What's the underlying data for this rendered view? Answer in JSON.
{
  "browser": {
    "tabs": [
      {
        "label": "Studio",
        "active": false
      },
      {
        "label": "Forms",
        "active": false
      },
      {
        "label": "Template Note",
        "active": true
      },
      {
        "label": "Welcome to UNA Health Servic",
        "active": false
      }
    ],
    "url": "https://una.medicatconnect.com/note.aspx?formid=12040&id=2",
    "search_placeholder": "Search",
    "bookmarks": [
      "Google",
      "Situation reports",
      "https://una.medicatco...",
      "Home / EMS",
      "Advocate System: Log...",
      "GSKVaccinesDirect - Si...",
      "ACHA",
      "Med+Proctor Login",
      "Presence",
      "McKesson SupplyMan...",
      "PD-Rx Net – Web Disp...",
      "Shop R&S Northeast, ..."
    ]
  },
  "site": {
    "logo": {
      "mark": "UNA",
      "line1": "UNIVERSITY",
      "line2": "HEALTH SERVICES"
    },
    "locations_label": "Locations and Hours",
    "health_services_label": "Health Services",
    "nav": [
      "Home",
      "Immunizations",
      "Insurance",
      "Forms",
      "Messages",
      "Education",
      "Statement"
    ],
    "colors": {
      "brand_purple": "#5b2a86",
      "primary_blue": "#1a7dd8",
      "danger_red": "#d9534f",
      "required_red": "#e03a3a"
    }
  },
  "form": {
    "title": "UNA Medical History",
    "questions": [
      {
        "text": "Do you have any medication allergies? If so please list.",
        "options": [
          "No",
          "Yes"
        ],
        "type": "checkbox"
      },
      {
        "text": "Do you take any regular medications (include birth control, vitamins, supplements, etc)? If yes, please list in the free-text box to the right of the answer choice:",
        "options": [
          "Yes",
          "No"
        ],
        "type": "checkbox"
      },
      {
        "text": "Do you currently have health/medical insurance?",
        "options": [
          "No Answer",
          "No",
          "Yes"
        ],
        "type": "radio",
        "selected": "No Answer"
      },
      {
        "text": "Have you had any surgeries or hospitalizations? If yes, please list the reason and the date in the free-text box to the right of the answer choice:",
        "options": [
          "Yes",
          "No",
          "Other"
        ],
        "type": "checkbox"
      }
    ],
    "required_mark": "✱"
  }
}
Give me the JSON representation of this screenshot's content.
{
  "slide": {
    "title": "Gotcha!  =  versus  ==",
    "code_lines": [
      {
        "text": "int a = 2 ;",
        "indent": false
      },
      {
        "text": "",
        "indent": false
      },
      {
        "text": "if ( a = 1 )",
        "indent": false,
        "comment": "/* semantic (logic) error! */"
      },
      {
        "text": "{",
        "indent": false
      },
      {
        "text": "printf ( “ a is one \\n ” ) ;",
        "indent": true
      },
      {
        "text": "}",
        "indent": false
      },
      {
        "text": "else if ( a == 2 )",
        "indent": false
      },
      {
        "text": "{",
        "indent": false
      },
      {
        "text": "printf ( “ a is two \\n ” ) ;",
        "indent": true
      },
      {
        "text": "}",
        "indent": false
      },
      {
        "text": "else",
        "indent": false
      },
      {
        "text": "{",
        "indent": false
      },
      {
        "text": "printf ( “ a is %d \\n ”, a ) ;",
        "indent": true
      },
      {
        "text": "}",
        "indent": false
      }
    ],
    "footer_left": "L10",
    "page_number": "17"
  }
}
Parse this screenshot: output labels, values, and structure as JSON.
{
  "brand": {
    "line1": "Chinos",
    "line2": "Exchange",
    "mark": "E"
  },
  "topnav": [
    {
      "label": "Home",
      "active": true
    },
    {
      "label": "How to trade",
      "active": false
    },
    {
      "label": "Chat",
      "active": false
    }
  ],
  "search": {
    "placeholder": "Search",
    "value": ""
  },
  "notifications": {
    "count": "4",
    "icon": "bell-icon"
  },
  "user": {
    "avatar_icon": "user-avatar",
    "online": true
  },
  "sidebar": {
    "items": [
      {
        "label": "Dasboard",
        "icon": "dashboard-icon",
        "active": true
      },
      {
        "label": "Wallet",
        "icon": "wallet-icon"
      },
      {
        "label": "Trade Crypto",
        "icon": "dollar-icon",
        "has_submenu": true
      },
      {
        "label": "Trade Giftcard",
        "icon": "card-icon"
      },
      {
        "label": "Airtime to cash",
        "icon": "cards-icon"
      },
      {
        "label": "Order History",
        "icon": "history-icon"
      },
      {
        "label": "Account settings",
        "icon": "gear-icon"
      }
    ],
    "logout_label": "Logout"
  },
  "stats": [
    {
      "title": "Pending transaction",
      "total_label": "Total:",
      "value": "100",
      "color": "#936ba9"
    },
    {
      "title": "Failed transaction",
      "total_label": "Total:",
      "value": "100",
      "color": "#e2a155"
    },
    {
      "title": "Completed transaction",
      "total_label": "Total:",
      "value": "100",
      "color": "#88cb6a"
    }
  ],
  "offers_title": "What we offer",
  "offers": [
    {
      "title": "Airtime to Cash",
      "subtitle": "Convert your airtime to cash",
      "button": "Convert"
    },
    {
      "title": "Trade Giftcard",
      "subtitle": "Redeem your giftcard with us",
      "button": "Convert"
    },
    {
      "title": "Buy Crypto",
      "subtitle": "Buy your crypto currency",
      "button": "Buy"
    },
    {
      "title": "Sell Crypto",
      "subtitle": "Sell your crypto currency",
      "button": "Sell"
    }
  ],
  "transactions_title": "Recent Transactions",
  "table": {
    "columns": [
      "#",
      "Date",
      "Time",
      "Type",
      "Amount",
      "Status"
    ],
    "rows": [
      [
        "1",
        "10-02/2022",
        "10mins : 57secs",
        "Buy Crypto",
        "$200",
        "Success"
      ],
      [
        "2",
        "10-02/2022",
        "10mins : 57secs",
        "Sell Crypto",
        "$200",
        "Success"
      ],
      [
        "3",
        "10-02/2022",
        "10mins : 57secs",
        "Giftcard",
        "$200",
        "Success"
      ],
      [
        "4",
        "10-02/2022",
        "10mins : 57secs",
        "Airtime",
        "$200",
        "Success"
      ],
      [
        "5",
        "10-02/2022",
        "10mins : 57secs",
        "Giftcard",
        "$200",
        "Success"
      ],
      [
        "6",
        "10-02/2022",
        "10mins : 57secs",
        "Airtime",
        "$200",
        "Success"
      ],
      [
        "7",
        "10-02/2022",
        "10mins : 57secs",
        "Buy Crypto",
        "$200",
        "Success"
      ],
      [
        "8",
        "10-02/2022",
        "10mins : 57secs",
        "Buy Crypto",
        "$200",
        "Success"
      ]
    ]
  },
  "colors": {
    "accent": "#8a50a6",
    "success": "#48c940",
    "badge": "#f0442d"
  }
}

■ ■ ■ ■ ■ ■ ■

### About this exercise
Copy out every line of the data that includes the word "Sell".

### Your solution
      "title": "Sell Crypto",
      "subtitle": "Sell your crypto currency",
      "button": "Sell"
        "Sell Crypto",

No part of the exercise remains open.